TASK STATEMENT ▸ Show every line below where "JSON" appears.

Start of THE RECORDS

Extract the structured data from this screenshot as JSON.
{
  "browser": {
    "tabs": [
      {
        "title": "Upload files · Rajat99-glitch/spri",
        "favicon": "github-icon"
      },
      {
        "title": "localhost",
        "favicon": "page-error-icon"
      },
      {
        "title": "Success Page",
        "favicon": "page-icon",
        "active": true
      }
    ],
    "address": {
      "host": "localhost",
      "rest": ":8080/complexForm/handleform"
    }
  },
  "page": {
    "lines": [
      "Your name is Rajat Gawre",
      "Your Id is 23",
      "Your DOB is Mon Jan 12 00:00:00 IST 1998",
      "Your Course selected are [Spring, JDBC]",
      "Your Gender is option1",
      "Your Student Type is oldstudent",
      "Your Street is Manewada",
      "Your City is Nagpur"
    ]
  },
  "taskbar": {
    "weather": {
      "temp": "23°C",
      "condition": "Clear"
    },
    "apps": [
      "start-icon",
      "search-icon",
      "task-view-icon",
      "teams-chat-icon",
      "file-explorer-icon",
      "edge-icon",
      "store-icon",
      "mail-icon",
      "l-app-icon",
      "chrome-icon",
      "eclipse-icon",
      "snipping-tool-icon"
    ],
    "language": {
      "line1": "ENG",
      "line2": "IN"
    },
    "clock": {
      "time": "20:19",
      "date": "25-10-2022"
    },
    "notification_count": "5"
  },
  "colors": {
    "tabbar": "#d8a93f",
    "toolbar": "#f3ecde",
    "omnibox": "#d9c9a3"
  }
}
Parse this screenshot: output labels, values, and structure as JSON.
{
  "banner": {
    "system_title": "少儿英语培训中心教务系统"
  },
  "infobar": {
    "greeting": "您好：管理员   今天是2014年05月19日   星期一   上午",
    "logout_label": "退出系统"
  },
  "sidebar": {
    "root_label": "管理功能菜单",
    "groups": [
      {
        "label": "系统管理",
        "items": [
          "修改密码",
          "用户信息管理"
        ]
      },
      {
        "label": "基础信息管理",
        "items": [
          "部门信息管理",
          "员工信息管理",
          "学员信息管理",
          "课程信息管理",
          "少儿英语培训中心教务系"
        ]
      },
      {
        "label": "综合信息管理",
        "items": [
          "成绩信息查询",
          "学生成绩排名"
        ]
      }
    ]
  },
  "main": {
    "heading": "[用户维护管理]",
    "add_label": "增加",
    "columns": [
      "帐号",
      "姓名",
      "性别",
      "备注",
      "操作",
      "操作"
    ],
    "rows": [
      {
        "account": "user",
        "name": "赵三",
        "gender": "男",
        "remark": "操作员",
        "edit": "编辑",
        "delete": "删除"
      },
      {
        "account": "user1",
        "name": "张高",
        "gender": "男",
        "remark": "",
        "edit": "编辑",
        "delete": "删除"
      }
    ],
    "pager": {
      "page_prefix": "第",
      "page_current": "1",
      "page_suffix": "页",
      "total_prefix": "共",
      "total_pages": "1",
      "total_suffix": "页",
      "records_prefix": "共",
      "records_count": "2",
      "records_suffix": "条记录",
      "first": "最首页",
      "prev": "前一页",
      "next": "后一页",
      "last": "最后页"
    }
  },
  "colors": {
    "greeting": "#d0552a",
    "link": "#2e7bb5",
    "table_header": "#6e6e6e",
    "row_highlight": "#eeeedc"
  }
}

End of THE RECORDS

TASK ANSWER ▸
Extract the structured data from this screenshot as JSON.
Parse this screenshot: output labels, values, and structure as JSON.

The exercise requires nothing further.